FORCE MAJEURE LESSONS LEARNED FROM SPORTS
- A force majeure clause must be in a contract and it should be drafted by legal counsel. A well-drafted clause can make all the difference in a contractual dispute and can avoid litigation. This is where lawyers who negotiate and draft contracts earn their keep;
- Consider whether a specific or a broad force majeure clause is warranted (also, see Lesson Number 1). If it is drafted with specific terms, a court will probably stick to the specific terms and not read the clause more broadly. Consider inserting a catchall clause excusing non-performance for other reasons that were not specifically enumerated, but are beyond the parties’ control, and excuse a failure to perform;

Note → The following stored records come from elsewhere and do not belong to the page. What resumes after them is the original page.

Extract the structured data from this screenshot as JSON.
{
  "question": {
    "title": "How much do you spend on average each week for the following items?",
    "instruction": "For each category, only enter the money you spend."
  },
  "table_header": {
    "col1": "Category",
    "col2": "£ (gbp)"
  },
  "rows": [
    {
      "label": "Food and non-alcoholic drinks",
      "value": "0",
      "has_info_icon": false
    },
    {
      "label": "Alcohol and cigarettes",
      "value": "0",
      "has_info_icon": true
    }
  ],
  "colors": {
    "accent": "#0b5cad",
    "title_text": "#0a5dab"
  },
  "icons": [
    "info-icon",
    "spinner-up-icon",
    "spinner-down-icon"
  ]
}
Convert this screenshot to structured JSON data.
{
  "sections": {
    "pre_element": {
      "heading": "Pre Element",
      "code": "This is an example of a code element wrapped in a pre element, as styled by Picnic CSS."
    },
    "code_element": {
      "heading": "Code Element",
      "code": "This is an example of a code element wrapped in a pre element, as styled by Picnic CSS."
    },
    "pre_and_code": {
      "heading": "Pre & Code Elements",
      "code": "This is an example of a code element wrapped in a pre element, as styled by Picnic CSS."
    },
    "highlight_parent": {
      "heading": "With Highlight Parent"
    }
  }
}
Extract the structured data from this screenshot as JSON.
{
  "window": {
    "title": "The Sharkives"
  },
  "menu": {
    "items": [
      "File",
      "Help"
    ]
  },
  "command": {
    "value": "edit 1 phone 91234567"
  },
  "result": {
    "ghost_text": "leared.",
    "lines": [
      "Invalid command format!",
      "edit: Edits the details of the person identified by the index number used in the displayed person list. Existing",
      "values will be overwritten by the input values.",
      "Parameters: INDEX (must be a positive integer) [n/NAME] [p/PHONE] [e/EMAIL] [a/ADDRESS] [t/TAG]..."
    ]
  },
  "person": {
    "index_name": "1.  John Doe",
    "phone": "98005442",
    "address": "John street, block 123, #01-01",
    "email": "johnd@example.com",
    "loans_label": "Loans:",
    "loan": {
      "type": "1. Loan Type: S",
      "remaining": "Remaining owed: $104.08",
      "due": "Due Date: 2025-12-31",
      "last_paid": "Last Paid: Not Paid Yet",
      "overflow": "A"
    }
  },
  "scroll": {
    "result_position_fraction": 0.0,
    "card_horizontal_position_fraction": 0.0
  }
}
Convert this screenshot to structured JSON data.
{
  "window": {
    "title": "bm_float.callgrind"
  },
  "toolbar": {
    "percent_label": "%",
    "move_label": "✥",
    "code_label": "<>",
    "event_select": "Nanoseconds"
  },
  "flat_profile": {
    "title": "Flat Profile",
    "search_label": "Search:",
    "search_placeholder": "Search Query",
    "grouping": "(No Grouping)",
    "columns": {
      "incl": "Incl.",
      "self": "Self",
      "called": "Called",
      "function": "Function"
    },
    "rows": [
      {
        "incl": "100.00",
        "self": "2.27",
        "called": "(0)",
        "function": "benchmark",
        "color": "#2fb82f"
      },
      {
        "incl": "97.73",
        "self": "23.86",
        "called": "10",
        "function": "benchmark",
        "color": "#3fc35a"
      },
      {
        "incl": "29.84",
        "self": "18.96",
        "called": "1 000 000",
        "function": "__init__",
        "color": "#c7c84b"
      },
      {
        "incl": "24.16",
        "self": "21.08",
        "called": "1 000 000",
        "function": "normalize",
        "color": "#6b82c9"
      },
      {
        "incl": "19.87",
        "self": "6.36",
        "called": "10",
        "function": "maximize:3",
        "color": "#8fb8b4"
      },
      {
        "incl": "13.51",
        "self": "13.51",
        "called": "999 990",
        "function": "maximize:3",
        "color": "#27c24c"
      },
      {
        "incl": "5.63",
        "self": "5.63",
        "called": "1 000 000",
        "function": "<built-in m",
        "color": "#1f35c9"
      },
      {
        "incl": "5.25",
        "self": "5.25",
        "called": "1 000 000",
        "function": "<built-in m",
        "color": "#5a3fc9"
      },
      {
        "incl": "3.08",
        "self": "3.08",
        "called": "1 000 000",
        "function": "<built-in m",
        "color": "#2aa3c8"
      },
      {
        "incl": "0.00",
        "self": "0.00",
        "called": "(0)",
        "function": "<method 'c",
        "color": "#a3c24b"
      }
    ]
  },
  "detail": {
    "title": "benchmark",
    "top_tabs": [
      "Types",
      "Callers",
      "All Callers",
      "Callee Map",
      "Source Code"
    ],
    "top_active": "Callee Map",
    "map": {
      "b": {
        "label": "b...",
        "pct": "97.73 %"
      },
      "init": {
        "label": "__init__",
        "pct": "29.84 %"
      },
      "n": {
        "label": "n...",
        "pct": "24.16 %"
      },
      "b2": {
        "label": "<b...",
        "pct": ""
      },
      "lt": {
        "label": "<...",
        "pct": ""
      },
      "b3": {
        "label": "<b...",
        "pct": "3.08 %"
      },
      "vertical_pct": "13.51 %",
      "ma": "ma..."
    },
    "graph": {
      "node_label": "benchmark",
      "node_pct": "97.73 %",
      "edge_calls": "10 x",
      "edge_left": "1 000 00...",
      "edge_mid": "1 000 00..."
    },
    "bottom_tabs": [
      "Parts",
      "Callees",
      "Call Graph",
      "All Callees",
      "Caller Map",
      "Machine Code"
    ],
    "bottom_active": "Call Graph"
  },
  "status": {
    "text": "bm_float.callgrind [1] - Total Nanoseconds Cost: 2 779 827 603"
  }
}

- Read the entire contract as a holistic document. The force majeure clause should be read in concert with other terms and clauses, such as notice requirements, choice of law requirements, and an alternative dispute resolution agreement. In the NBA example cited above, the Article containing the force majeure clause also requires both sides to engage in good-faith negotiations after the league advises the union of its intention to invoke the force majeure clause; and
- Take another lesson from the NBA and the post-COVID-19 legal landscape: consider inserting both “pandemic” and “epidemic” as potential unforeseeable events that can trigger the protection of a force majeure
Carla Varriale-Barker is a shareholder in the New York office of Segal McCambridge Singer & Mahoney, Ltd. and the chair of the firm’s Sports, Recreation and Entertainment practice group. She teaches Sports Law and Ethics at Columbia University’s Sports Management Program.